Republican Mikaela Nix has filed an ethics complaint against Stockton Reeves VI, charging that he is hiding expenses in his campaign finance reports.
The two will face off in next Tuesday’s Republican primary for House District 47.
The complaint is the second filed against Reeves on Nix’ behalf. Earlier, it was from an Orange County Republican, who questioned where Reeves’ money was coming from, noting that he lent his campaign $90,000 last year but his personal financial disclosures did not show he had that much available in liquid assets.
Reeves has maintained he would clear that up with addendums, which he has not yet filed. He has until the end of the month.
The winner of Tuesday’s combustive primary battle will face Democratic nominee Anna Eskamani in the November election.
The new complaint charges that there appears to be no record in Reeves’ campaign finance filings to cover at least 13 campaign mailers Nix’ campaign says Reeves has sent in recent weeks to voters in Florida House District 47.
Reeves said all the appropriate invoices came in after the most recent filing deadline, and he has paid them, and they will be itemized in the next campaign finance report.
Reeves campaign expense reports through Aug. 10 show some small expenses for printing and postage but nothing that could cover wide distribution of mailers to Republican voters throughout HD 47, which covers north and central Orange County.
“It does not appear that the reported expenses include any amounts for any mailers — let alone 13,” Nix wrote in her ethics complaint.
Reeves replied by email that the mailers’ expenses will be appearing soon, because they were only just paid last Saturday, after the Aug. 10 campaign finance filings, the latest available through the Florida Division of Elections.
“Last Friday, I received 14 invoices from Strategic Image Management.
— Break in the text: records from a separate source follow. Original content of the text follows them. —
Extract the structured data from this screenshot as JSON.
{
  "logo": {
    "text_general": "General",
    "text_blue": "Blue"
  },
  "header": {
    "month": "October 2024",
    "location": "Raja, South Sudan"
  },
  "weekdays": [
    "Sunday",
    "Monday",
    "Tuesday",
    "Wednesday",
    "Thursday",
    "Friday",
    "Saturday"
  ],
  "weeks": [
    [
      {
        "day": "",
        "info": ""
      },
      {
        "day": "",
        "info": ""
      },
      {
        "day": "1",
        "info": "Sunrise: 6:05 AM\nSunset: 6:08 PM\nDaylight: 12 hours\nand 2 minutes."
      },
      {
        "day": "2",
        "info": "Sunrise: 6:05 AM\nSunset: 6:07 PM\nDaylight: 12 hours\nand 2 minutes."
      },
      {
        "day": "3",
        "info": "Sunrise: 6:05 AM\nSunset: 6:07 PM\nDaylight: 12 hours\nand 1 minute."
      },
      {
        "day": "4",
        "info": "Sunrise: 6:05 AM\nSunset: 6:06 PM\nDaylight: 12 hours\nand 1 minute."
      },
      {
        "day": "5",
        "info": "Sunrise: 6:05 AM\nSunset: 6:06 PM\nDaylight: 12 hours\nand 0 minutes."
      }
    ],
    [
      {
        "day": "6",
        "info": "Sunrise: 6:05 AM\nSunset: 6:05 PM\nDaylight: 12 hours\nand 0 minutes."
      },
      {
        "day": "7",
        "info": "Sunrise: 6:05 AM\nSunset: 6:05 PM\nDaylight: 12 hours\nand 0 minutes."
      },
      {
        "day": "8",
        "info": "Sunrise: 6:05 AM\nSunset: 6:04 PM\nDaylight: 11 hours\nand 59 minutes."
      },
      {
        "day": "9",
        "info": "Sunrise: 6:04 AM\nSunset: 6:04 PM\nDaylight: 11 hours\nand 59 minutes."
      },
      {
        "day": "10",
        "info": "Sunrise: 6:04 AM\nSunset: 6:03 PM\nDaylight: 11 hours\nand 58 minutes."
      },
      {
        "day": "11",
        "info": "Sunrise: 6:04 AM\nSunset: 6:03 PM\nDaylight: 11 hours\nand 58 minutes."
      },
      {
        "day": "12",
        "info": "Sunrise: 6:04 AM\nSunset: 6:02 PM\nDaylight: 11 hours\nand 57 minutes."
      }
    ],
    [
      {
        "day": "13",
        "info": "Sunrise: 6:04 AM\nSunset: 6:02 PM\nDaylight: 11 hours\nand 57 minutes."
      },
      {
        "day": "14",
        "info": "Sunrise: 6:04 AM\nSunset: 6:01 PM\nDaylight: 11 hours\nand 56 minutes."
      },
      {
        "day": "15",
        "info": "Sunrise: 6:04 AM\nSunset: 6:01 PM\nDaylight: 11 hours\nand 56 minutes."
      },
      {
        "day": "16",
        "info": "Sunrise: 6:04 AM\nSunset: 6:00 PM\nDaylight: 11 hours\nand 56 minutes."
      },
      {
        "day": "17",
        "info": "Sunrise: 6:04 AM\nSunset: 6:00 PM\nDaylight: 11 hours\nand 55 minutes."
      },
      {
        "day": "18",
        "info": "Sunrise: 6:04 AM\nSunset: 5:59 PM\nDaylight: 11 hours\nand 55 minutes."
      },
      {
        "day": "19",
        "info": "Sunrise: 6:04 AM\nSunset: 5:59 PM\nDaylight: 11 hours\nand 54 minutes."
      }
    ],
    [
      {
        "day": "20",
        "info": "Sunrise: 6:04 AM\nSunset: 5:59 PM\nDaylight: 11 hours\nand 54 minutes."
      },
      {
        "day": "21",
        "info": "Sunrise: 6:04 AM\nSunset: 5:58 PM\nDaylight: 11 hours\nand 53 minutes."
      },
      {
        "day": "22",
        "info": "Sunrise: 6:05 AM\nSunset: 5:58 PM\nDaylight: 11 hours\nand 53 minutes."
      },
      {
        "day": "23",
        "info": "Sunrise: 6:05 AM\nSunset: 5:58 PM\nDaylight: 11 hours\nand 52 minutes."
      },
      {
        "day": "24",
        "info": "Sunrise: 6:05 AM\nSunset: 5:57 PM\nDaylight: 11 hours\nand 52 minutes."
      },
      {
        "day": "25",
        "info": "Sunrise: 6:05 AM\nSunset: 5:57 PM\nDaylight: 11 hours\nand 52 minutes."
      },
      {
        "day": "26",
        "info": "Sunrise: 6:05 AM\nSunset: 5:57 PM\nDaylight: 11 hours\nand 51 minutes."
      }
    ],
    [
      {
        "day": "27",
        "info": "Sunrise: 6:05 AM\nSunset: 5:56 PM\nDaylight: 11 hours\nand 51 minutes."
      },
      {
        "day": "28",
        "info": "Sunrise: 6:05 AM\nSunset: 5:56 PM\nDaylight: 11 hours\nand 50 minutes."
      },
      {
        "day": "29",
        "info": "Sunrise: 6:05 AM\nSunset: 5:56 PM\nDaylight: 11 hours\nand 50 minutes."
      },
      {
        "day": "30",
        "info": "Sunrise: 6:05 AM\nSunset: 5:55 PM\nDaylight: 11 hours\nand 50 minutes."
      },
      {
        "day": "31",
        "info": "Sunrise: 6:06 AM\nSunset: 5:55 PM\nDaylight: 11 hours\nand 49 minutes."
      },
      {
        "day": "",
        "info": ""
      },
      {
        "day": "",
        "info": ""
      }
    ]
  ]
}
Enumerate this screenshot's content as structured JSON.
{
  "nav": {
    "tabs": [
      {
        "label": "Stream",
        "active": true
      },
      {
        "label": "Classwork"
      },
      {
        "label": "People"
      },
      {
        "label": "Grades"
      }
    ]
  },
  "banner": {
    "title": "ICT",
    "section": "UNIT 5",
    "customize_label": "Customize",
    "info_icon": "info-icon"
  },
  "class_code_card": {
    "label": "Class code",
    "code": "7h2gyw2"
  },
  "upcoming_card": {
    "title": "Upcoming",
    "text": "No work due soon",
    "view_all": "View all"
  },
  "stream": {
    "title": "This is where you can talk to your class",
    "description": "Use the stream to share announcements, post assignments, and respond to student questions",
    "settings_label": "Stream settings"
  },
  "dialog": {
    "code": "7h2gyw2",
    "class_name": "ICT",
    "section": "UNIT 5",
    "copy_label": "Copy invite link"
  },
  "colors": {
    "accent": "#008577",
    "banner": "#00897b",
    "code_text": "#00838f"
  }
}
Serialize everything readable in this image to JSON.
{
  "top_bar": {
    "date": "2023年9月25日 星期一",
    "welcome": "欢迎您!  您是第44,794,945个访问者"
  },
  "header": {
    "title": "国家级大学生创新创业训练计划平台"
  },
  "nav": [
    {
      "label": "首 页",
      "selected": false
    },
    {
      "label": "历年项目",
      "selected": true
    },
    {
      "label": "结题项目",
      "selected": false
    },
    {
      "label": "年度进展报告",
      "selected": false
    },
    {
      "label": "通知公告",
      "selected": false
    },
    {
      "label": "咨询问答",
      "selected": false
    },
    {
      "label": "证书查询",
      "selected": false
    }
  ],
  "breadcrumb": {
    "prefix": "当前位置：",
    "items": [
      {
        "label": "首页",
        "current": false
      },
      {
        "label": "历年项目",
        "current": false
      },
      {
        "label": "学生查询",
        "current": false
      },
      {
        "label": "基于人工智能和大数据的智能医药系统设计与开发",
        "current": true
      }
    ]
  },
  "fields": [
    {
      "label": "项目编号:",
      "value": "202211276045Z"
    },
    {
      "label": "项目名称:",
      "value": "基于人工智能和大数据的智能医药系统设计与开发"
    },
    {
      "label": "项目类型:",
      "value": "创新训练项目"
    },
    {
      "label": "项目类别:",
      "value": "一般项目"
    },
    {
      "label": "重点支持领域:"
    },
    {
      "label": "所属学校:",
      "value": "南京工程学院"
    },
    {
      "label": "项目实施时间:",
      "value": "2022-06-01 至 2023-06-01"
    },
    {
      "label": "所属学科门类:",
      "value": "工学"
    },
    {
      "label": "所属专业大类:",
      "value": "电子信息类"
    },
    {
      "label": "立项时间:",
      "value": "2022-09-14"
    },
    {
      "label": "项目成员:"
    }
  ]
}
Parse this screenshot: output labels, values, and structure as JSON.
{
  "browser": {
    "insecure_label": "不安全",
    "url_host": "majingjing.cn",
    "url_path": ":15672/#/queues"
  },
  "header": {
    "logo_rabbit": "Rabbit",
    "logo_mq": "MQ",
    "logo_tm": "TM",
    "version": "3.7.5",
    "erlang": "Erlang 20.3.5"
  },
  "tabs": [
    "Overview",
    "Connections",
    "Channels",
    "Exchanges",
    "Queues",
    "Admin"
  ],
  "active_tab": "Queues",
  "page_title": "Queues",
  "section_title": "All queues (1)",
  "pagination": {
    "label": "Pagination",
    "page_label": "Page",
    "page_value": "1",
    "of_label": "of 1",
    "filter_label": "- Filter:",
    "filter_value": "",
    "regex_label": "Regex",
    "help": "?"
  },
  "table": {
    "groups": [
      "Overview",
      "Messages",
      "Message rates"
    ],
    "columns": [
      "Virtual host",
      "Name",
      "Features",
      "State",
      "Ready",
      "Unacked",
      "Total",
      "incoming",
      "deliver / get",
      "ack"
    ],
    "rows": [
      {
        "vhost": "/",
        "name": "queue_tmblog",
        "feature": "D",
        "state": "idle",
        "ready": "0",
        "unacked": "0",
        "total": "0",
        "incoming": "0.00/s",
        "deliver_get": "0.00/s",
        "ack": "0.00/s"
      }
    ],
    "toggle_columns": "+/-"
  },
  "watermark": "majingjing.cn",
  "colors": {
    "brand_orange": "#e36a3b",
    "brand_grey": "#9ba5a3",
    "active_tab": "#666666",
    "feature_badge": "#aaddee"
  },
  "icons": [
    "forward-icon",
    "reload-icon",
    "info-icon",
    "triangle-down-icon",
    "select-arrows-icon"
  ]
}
On Saturday, I went down to my office, printed them out and took a check totaling almost $67,000 to the FedEx office on Fairbanks and sent that check to their office in Tampa for 2-day delivery,” Reeves wrote in a reply to Florida Politics. “They received it Tuesday.”
The mailers have themselves been an issue, in a campaign in which both Nix and Reeves have complained about the fairness and accuracy of content in mailers attacking them. Reeves’ mailers have included information about Nix’ voting record and about old criminal cases — which had been dropped, never litigated, and expunged — involving Nix as a young woman, stopped for shoplifting and driving offenses.
Attack mailers about Reeves were sent by the third-party political action committee Floridians for Fiscal Responsibility, which is run by Nix’ campaign consultant, John Dowless. They raised questions about his financial reports, and a previous ethics complaint sustained against him in a campaign in the 1990s.